Your task>
Apart from the images, reproduce every record word for word.

Records shown>
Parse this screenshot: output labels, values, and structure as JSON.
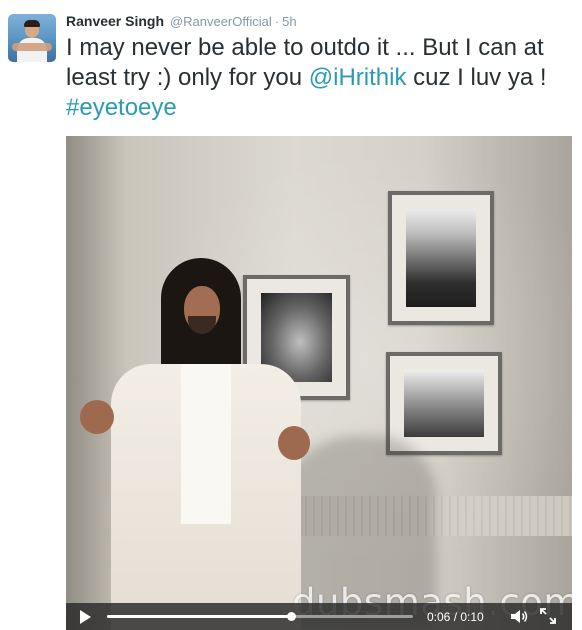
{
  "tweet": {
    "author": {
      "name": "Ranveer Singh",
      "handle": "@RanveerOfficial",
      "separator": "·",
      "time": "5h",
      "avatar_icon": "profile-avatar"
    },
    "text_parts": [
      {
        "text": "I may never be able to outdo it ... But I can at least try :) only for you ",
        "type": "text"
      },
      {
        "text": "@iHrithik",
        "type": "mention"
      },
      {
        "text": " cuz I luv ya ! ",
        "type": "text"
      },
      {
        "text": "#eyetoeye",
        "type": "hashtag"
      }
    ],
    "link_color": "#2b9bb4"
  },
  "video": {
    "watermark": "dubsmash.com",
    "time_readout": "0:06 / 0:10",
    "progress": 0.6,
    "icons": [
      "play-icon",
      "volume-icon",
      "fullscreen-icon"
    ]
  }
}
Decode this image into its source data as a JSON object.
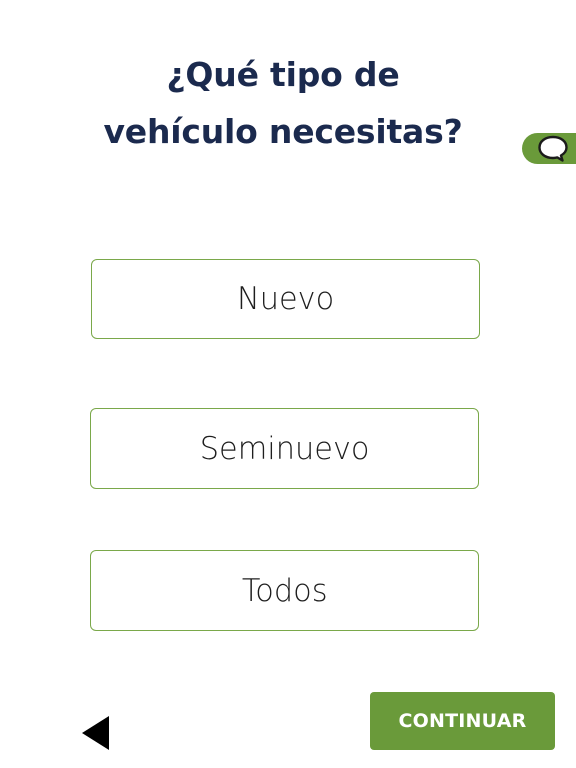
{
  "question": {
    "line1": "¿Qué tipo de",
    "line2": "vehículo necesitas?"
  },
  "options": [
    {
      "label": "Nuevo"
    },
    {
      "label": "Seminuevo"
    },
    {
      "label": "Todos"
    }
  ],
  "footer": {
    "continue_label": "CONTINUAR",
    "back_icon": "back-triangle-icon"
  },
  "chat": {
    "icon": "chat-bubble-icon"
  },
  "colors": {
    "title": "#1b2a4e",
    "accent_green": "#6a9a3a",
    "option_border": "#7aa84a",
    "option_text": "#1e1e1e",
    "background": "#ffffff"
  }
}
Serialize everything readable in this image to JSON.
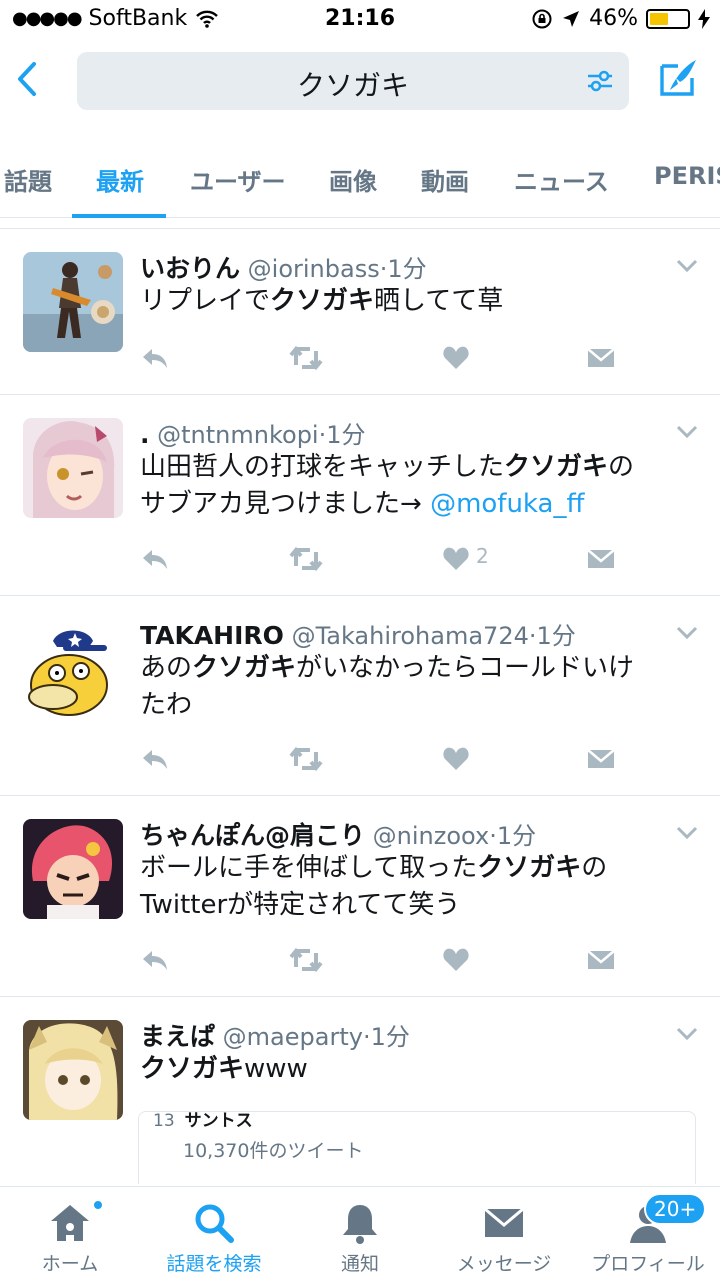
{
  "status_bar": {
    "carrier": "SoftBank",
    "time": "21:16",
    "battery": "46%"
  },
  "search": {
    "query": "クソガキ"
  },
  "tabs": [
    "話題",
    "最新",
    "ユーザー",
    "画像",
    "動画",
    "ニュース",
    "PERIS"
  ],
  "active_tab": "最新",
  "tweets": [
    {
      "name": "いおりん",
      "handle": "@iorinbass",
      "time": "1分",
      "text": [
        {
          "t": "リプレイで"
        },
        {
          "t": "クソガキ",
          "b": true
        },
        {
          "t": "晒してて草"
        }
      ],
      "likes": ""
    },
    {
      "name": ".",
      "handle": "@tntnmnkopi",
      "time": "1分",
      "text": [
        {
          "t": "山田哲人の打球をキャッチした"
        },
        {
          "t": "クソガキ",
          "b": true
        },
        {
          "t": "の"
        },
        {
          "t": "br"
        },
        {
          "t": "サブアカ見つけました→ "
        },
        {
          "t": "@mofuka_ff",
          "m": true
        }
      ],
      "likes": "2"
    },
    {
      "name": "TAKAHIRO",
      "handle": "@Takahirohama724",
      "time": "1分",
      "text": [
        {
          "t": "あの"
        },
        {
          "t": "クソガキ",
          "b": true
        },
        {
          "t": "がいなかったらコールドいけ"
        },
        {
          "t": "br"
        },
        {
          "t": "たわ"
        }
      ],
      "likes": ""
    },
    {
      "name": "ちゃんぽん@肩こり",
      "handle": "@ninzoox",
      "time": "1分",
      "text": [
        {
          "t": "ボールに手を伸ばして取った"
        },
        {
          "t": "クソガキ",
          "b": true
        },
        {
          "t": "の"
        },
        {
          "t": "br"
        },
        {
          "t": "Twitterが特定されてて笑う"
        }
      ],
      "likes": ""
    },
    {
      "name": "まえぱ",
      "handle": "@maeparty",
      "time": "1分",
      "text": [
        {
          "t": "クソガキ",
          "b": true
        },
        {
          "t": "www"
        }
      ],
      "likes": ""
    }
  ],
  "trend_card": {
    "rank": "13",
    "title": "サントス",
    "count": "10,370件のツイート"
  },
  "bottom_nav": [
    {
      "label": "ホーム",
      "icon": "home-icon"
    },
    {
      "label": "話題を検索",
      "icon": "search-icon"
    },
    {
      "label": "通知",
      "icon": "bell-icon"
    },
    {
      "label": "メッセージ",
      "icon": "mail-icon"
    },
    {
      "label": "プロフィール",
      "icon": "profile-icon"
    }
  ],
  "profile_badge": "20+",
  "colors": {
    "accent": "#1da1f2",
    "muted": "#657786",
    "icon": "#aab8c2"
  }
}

Answer below>
Parse this screenshot: output labels, values, and structure as JSON.
{
  "tweet": {
    "author": {
      "name": "Ranveer Singh",
      "handle": "@RanveerOfficial",
      "separator": "·",
      "time": "5h",
      "avatar_icon": "profile-avatar"
    },
    "text_parts": [
      {
        "text": "I may never be able to outdo it ... But I can at least try :) only for you ",
        "type": "text"
      },
      {
        "text": "@iHrithik",
        "type": "mention"
      },
      {
        "text": " cuz I luv ya ! ",
        "type": "text"
      },
      {
        "text": "#eyetoeye",
        "type": "hashtag"
      }
    ],
    "link_color": "#2b9bb4"
  },
  "video": {
    "watermark": "dubsmash.com",
    "time_readout": "0:06 / 0:10",
    "progress": 0.6,
    "icons": [
      "play-icon",
      "volume-icon",
      "fullscreen-icon"
    ]
  }
}
Decode this image into its source data as a JSON object.
{
  "question": {
    "line1": "¿Qué tipo de",
    "line2": "vehículo necesitas?"
  },
  "options": [
    {
      "label": "Nuevo"
    },
    {
      "label": "Seminuevo"
    },
    {
      "label": "Todos"
    }
  ],
  "footer": {
    "continue_label": "CONTINUAR",
    "back_icon": "back-triangle-icon"
  },
  "chat": {
    "icon": "chat-bubble-icon"
  },
  "colors": {
    "title": "#1b2a4e",
    "accent_green": "#6a9a3a",
    "option_border": "#7aa84a",
    "option_text": "#1e1e1e",
    "background": "#ffffff"
  }
}
Serialize everything readable in this image to JSON.
{
  "status_bar": {
    "carrier": "SoftBank",
    "time": "21:16",
    "battery": "46%"
  },
  "search": {
    "query": "クソガキ"
  },
  "tabs": [
    "話題",
    "最新",
    "ユーザー",
    "画像",
    "動画",
    "ニュース",
    "PERIS"
  ],
  "active_tab": "最新",
  "tweets": [
    {
      "name": "いおりん",
      "handle": "@iorinbass",
      "time": "1分",
      "text": [
        {
          "t": "リプレイで"
        },
        {
          "t": "クソガキ",
          "b": true
        },
        {
          "t": "晒してて草"
        }
      ],
      "likes": ""
    },
    {
      "name": ".",
      "handle": "@tntnmnkopi",
      "time": "1分",
      "text": [
        {
          "t": "山田哲人の打球をキャッチした"
        },
        {
          "t": "クソガキ",
          "b": true
        },
        {
          "t": "の"
        },
        {
          "t": "br"
        },
        {
          "t": "サブアカ見つけました→ "
        },
        {
          "t": "@mofuka_ff",
          "m": true
        }
      ],
      "likes": "2"
    },
    {
      "name": "TAKAHIRO",
      "handle": "@Takahirohama724",
      "time": "1分",
      "text": [
        {
          "t": "あの"
        },
        {
          "t": "クソガキ",
          "b": true
        },
        {
          "t": "がいなかったらコールドいけ"
        },
        {
          "t": "br"
        },
        {
          "t": "たわ"
        }
      ],
      "likes": ""
    },
    {
      "name": "ちゃんぽん@肩こり",
      "handle": "@ninzoox",
      "time": "1分",
      "text": [
        {
          "t": "ボールに手を伸ばして取った"
        },
        {
          "t": "クソガキ",
          "b": true
        },
        {
          "t": "の"
        },
        {
          "t": "br"
        },
        {
          "t": "Twitterが特定されてて笑う"
        }
      ],
      "likes": ""
    },
    {
      "name": "まえぱ",
      "handle": "@maeparty",
      "time": "1分",
      "text": [
        {
          "t": "クソガキ",
          "b": true
        },
        {
          "t": "www"
        }
      ],
      "likes": ""
    }
  ],
  "trend_card": {
    "rank": "13",
    "title": "サントス",
    "count": "10,370件のツイート"
  },
  "bottom_nav": [
    {
      "label": "ホーム",
      "icon": "home-icon"
    },
    {
      "label": "話題を検索",
      "icon": "search-icon"
    },
    {
      "label": "通知",
      "icon": "bell-icon"
    },
    {
      "label": "メッセージ",
      "icon": "mail-icon"
    },
    {
      "label": "プロフィール",
      "icon": "profile-icon"
    }
  ],
  "profile_badge": "20+",
  "colors": {
    "accent": "#1da1f2",
    "muted": "#657786",
    "icon": "#aab8c2"
  }
}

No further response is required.